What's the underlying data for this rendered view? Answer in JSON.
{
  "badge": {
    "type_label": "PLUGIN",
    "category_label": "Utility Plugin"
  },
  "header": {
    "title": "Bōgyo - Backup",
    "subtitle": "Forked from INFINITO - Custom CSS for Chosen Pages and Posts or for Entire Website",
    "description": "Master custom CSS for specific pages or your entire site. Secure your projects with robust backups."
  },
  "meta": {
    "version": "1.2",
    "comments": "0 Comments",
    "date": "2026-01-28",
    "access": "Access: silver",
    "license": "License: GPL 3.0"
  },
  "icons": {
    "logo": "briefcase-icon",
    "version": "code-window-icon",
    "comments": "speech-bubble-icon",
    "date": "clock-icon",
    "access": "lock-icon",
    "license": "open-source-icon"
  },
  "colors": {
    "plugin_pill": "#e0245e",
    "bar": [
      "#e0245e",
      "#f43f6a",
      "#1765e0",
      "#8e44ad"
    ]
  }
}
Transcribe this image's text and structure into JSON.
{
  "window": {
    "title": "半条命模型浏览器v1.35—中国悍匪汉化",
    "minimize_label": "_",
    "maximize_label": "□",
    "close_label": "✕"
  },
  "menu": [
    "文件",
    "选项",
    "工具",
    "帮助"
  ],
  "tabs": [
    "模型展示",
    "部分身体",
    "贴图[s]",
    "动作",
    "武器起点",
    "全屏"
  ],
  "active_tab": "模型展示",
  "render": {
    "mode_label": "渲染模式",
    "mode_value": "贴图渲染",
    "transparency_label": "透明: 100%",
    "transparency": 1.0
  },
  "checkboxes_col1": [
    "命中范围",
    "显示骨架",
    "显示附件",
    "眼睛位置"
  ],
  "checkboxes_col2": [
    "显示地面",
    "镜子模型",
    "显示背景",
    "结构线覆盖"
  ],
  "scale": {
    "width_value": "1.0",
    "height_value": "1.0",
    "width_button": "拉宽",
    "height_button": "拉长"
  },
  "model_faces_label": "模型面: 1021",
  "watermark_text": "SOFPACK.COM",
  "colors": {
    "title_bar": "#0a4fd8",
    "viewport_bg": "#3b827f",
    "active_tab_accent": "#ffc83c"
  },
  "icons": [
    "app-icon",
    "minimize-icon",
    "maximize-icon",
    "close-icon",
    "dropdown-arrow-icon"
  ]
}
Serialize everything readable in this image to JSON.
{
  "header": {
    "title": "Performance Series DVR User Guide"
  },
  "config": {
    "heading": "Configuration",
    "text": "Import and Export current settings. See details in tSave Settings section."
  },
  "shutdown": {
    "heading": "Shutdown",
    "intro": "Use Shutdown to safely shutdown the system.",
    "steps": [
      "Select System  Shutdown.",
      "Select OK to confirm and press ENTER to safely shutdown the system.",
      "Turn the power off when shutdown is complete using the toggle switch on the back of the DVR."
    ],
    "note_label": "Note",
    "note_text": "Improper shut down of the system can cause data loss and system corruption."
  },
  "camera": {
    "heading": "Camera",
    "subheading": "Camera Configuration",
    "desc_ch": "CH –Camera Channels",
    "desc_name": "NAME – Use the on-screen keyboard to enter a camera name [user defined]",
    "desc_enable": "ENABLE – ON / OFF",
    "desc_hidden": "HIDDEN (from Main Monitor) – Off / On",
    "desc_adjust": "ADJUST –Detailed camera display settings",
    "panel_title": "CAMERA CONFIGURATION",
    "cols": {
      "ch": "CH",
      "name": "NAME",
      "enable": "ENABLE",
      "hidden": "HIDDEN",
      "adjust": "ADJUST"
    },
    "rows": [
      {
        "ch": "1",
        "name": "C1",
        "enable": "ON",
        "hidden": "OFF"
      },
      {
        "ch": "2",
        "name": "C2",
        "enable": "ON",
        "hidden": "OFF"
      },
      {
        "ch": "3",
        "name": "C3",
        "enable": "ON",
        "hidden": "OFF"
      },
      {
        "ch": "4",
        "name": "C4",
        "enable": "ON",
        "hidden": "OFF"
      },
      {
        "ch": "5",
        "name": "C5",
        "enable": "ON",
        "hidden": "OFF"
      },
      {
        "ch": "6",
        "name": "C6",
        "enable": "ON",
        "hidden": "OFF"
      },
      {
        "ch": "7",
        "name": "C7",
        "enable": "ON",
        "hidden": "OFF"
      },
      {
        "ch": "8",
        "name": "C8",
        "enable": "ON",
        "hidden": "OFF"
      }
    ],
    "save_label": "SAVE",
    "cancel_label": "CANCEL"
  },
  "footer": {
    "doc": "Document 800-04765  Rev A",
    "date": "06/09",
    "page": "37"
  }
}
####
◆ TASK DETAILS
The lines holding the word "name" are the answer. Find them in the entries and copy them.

◆ SOLUTION FOR THIS EXERCISE
    "desc_name": "NAME – Use the on-screen keyboard to enter a camera name [user defined]",
      "name": "NAME",
        "name": "C1",
        "name": "C2",
        "name": "C3",
        "name": "C4",
        "name": "C5",
        "name": "C6",
        "name": "C7",
        "name": "C8",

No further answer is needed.